## RECORDS TO PROCESS
= = = = =

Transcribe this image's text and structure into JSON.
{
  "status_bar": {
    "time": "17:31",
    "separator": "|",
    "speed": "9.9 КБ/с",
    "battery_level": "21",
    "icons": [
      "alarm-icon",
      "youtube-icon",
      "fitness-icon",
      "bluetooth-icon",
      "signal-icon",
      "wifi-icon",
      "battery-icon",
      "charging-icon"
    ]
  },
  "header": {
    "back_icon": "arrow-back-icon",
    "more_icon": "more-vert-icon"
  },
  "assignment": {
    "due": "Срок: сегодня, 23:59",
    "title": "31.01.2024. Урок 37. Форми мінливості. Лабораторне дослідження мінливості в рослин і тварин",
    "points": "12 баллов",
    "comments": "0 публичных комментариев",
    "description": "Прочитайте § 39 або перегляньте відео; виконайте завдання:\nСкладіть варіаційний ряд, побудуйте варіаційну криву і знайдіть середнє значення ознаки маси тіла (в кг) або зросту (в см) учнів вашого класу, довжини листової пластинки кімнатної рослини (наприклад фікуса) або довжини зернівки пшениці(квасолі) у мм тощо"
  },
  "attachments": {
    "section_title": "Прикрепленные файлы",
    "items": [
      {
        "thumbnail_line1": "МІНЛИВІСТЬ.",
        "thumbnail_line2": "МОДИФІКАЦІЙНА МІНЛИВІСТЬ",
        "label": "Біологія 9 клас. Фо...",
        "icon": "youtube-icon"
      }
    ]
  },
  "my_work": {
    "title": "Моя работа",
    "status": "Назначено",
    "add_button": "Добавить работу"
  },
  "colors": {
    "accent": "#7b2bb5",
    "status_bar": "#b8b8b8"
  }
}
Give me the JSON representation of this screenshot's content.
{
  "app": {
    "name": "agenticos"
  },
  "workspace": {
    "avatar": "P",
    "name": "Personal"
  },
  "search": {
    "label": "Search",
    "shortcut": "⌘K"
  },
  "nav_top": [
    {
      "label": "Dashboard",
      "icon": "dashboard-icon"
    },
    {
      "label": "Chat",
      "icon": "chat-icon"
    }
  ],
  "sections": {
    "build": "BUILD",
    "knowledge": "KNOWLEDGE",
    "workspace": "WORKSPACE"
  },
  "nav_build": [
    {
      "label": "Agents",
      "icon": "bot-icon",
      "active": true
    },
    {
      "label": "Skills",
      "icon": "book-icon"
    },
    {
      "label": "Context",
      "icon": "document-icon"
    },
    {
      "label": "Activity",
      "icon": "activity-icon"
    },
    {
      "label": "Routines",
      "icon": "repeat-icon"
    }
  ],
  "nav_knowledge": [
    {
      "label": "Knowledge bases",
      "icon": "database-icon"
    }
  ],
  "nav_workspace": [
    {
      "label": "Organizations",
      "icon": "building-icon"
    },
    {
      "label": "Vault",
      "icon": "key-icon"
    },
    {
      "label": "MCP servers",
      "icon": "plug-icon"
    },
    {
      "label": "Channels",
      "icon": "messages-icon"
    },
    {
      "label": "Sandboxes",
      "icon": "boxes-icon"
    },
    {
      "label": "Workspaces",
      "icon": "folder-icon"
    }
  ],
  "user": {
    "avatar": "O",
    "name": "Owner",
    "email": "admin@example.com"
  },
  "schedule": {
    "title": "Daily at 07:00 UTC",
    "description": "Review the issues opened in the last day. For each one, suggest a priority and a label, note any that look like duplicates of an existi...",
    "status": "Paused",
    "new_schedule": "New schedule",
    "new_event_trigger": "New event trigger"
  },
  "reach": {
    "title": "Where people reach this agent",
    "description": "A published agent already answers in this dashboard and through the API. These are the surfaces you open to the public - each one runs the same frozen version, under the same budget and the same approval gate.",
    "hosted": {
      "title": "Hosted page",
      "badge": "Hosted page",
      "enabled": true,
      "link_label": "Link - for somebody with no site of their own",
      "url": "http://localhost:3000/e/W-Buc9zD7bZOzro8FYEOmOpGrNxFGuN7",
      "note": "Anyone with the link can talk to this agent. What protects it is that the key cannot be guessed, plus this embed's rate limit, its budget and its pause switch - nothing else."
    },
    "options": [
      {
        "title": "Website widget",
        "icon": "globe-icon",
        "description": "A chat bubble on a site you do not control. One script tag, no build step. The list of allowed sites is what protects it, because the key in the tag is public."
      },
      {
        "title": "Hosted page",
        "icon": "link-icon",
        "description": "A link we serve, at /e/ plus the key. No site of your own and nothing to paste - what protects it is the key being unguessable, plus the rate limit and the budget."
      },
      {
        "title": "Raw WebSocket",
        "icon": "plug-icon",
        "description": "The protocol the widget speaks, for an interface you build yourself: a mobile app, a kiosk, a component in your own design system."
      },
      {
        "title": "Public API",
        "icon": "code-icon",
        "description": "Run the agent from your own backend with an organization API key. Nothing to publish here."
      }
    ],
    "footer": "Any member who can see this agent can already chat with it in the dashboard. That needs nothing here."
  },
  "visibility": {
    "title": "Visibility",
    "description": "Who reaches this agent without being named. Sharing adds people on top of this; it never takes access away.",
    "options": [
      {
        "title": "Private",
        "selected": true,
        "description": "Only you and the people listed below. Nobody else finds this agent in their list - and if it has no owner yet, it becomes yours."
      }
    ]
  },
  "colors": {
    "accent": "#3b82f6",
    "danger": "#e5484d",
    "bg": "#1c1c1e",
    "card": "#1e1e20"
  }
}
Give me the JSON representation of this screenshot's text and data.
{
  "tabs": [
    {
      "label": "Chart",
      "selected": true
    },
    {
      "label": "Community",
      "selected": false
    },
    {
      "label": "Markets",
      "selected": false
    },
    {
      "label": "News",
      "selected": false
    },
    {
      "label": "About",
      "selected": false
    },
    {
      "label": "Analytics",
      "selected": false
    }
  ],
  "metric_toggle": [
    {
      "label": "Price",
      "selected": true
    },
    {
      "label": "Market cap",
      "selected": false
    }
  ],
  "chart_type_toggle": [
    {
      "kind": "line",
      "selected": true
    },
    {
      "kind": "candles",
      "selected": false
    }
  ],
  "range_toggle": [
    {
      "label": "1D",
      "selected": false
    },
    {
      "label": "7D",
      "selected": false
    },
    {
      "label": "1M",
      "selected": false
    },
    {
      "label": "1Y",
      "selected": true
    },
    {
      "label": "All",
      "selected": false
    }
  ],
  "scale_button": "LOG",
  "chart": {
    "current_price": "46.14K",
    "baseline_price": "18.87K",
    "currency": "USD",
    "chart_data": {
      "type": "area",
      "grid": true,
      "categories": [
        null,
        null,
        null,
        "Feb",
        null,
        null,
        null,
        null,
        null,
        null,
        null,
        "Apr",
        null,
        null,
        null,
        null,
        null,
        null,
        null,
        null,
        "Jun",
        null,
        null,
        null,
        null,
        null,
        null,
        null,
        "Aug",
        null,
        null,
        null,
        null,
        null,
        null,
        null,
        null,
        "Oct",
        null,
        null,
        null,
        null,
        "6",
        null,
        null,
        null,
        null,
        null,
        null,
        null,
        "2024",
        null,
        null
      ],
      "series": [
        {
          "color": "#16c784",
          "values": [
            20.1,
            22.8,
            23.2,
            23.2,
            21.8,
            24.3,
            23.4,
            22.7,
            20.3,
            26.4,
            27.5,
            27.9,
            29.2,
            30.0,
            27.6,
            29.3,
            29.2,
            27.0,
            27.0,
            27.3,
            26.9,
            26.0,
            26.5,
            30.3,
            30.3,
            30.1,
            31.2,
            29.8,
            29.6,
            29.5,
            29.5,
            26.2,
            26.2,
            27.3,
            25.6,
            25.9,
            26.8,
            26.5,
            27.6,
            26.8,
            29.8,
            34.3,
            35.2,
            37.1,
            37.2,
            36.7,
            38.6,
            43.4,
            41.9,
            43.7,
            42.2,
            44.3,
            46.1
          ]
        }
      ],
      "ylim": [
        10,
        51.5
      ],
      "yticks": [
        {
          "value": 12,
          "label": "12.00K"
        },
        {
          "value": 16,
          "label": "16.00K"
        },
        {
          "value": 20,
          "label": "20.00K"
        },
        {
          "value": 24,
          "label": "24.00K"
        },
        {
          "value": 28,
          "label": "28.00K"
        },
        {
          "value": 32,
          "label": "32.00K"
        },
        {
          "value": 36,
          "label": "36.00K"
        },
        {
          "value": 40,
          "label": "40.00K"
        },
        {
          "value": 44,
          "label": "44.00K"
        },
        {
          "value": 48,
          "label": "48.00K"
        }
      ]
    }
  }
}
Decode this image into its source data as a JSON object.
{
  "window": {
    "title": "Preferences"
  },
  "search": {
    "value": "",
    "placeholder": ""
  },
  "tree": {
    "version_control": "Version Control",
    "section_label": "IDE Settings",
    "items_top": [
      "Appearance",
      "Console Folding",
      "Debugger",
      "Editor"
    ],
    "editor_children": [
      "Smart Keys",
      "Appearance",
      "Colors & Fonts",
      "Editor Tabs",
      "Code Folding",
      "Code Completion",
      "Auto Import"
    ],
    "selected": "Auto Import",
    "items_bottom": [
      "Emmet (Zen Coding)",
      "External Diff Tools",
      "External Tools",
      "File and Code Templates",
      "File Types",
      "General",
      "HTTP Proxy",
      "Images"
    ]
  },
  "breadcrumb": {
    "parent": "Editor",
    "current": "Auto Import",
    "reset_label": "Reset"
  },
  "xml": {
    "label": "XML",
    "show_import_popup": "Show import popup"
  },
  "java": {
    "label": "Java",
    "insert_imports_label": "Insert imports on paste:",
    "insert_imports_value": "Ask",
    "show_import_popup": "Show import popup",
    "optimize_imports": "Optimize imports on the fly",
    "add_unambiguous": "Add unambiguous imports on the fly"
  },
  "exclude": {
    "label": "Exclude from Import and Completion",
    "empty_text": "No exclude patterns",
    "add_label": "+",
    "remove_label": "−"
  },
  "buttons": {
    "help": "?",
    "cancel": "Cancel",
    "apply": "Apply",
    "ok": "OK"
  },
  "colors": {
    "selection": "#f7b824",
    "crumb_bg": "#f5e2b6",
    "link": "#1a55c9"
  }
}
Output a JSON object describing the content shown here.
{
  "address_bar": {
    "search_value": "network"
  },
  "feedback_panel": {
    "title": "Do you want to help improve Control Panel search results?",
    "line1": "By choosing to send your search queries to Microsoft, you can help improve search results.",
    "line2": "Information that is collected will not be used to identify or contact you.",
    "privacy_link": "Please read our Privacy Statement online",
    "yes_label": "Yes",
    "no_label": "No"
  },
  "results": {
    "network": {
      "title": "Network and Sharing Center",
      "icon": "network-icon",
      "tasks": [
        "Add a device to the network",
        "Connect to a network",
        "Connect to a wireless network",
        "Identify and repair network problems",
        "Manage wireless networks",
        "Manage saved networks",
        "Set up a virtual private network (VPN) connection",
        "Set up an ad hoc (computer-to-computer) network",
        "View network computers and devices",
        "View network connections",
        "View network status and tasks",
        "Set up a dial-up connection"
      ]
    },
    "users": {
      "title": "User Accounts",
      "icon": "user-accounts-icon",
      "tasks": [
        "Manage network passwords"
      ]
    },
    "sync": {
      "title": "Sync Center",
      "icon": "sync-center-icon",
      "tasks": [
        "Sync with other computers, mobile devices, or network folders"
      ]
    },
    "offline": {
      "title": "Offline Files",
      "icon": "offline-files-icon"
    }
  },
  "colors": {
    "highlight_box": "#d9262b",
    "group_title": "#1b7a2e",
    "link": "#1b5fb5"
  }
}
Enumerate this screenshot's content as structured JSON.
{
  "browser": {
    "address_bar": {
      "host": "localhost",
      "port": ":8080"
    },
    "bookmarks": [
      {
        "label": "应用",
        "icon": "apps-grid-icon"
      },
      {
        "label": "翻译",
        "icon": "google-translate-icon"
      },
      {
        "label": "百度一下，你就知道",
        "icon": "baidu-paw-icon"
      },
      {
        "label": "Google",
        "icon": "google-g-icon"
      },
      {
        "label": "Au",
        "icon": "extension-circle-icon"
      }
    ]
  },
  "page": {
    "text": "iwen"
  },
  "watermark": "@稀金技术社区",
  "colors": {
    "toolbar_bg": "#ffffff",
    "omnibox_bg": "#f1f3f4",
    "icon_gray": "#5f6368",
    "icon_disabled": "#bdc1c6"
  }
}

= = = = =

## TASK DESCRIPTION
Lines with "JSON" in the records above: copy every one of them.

## EXERCISE ANSWER
Transcribe this image's text and structure into JSON.
Give me the JSON representation of this screenshot's content.
Give me the JSON representation of this screenshot's text and data.
Decode this image into its source data as a JSON object.
Output a JSON object describing the content shown here.
Enumerate this screenshot's content as structured JSON.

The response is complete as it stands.